Task:
Make an exact copy of all the entries, with the pictures left out.

Data records:
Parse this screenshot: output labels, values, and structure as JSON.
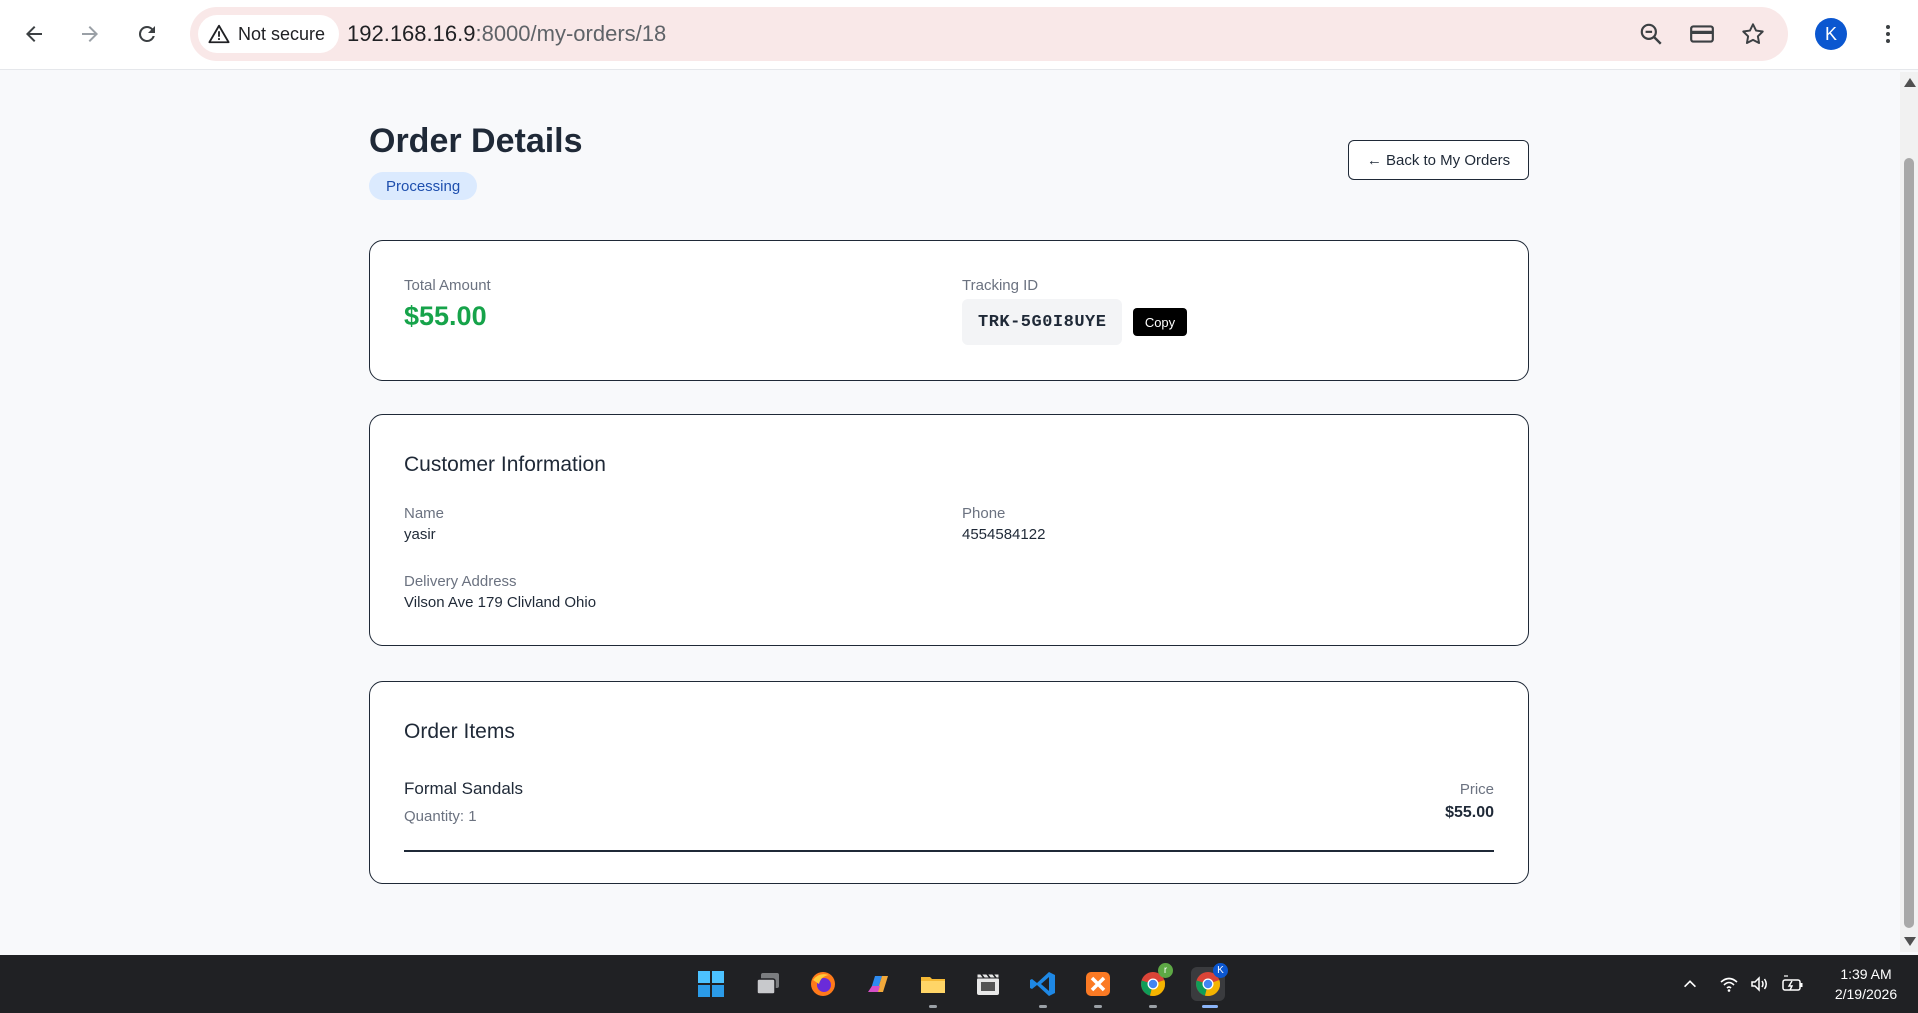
{
  "browser": {
    "security_label": "Not secure",
    "url_host": "192.168.16.9",
    "url_rest": ":8000/my-orders/18",
    "profile_initial": "K"
  },
  "page": {
    "title": "Order Details",
    "status": "Processing",
    "back_label": "← Back to My Orders"
  },
  "summary": {
    "total_label": "Total Amount",
    "total_value": "$55.00",
    "tracking_label": "Tracking ID",
    "tracking_value": "TRK-5G0I8UYE",
    "copy_label": "Copy"
  },
  "customer": {
    "section_title": "Customer Information",
    "name_label": "Name",
    "name_value": "yasir",
    "phone_label": "Phone",
    "phone_value": "4554584122",
    "address_label": "Delivery Address",
    "address_value": "Vilson Ave 179 Clivland Ohio"
  },
  "items": {
    "section_title": "Order Items",
    "list": [
      {
        "name": "Formal Sandals",
        "quantity": "Quantity: 1",
        "price_label": "Price",
        "price": "$55.00"
      }
    ]
  },
  "taskbar": {
    "apps": [
      "windows-start",
      "task-view",
      "firefox",
      "copilot",
      "file-explorer",
      "video-editor",
      "vscode",
      "xampp",
      "chrome-profile-2",
      "chrome-profile-k"
    ],
    "chrome_badge_1": "r",
    "chrome_badge_2": "K",
    "time": "1:39 AM",
    "date": "2/19/2026"
  },
  "colors": {
    "accent_green": "#16a34a",
    "status_bg": "#dbeafe",
    "status_text": "#1e4fae",
    "omnibox_bg": "#f9e8e8",
    "profile_blue": "#0b57d0"
  }
}
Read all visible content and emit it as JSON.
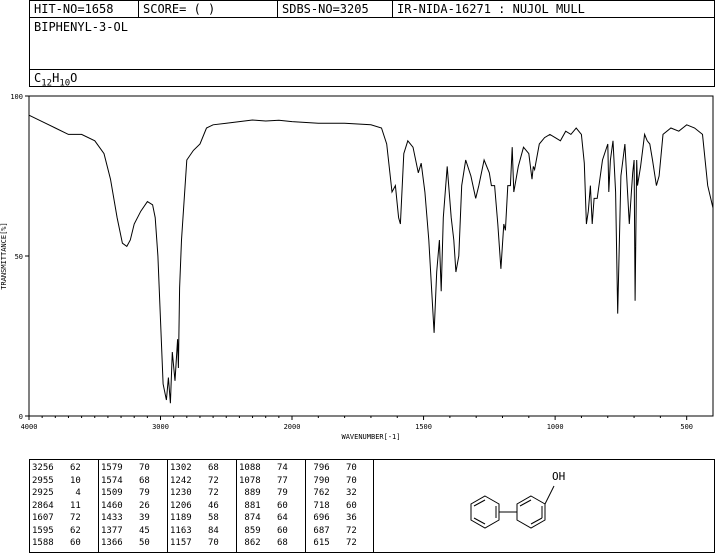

Solution for this problem:
Parse this screenshot: output labels, values, and structure as JSON.
{
  "browser": {
    "security_label": "Not secure",
    "url_host": "192.168.16.9",
    "url_rest": ":8000/my-orders/18",
    "profile_initial": "K"
  },
  "page": {
    "title": "Order Details",
    "status": "Processing",
    "back_label": "← Back to My Orders"
  },
  "summary": {
    "total_label": "Total Amount",
    "total_value": "$55.00",
    "tracking_label": "Tracking ID",
    "tracking_value": "TRK-5G0I8UYE",
    "copy_label": "Copy"
  },
  "customer": {
    "section_title": "Customer Information",
    "name_label": "Name",
    "name_value": "yasir",
    "phone_label": "Phone",
    "phone_value": "4554584122",
    "address_label": "Delivery Address",
    "address_value": "Vilson Ave 179 Clivland Ohio"
  },
  "items": {
    "section_title": "Order Items",
    "list": [
      {
        "name": "Formal Sandals",
        "quantity": "Quantity: 1",
        "price_label": "Price",
        "price": "$55.00"
      }
    ]
  },
  "taskbar": {
    "apps": [
      "windows-start",
      "task-view",
      "firefox",
      "copilot",
      "file-explorer",
      "video-editor",
      "vscode",
      "xampp",
      "chrome-profile-2",
      "chrome-profile-k"
    ],
    "chrome_badge_1": "r",
    "chrome_badge_2": "K",
    "time": "1:39 AM",
    "date": "2/19/2026"
  },
  "colors": {
    "accent_green": "#16a34a",
    "status_bg": "#dbeafe",
    "status_text": "#1e4fae",
    "omnibox_bg": "#f9e8e8",
    "profile_blue": "#0b57d0"
  }
}
Read all visible content and emit it as JSON.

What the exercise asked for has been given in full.